My family came to visit over Thanksgiving and, while my brother has hosted Thanksgiving at his place a couple times, this was the first time that I’ve hosted Thanksgiving here. My parents flew down from North Carolina and my brother came in from San Francisco. Quite pleasantly, my friend Anella was also able to join us, so in all it made for a really enjoyable Thanksgiving.
As I usually do, I kept my camera on-hand for photos. And, while I was pleased with how they came out, there were a few photo-nuances of which I made mental notes as well.

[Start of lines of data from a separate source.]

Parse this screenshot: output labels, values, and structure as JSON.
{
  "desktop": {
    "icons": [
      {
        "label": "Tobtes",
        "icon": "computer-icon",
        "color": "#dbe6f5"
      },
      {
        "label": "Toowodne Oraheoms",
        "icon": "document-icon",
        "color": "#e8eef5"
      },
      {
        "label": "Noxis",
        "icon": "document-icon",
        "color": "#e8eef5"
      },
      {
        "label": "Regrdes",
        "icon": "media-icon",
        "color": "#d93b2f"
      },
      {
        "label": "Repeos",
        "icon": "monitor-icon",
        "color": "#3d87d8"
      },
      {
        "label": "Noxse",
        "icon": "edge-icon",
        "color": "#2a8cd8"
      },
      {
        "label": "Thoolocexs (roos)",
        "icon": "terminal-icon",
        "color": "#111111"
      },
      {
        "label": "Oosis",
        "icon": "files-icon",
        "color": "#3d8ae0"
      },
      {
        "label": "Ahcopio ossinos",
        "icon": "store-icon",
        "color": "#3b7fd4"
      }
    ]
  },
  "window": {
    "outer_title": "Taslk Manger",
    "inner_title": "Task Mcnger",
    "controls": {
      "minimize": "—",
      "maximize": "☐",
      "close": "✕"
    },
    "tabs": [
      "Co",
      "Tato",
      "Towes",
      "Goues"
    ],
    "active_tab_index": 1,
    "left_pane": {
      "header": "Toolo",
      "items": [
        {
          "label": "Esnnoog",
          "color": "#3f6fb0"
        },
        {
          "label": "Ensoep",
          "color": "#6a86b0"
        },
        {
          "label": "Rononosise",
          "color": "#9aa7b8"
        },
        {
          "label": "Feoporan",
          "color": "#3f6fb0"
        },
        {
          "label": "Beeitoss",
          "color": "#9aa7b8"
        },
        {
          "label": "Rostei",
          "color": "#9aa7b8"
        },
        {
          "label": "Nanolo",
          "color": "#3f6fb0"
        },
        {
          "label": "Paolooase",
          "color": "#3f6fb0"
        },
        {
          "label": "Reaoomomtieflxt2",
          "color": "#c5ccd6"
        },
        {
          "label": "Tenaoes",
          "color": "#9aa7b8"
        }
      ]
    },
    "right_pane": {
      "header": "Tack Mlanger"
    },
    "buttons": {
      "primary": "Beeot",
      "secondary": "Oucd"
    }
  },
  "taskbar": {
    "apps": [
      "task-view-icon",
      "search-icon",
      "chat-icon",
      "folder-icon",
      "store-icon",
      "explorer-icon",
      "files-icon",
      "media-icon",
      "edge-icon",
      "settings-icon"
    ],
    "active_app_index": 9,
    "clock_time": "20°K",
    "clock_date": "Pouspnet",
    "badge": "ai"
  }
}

I really dig my Canon 40D and, to its credit, it does have an Auto-ISO mode (of sorts). Though it doesn’t offer settings for a shutter-speed threshold at which the ISO would be nudged upward (as Nikons do), its Auto-ISO is usually pretty competent. What I find odd, though, is that its “normal” ISO for ordinary scenes—its default ISO in Auto-ISO mode—is 400. You’d think that it’d simply choose the lowest possible ISO, and move it up from there as needed, but nooooo.
Most of my shots still worked out, and to be fair, I didn’t reject any of my shots based on ISO-grain alone. Still, if you look really closely at some of the images (at full resolution), you might be able to discern some grain there. If the shots happened to be at 1/15sec or something, that wouldn’t be so bad, but most of the shots were in the vicinity of around 1/200sec, so it’s not like the camera couldn’t have dropped the ISO to 200 and gone with a 1/100sec shutter speed. Well, c’est la vie. I suppose I’ll just have to set the ISO manually next time.
The other thing that I noticed is that my 430EX flash has no battery indicator whatsoever. More precisely, I tried to take a couple shots indoors—in the kitchen—only to find that my flash wouldn’t fire; later checking revealed that it was simply a case of the batteries not having enough juice, but it would have been nice if my flash could have told me that before I had attempted to go for those shots.
I was chatting with my chum Travis over IM today—we both happen to have flash units from Canon—and we ended up coming to the conclusion that Canon enthusiasts have little choice but to keep a spare set of batteries in his or her pocket throughout one’s flash work. Now if flash units from Nikon happen to have battery indicators, feel free to laugh at us Canon people. On the other hand, my hunch is that Nikon flash gear doesn’t have battery indicators either. I guess that’s just the way things go.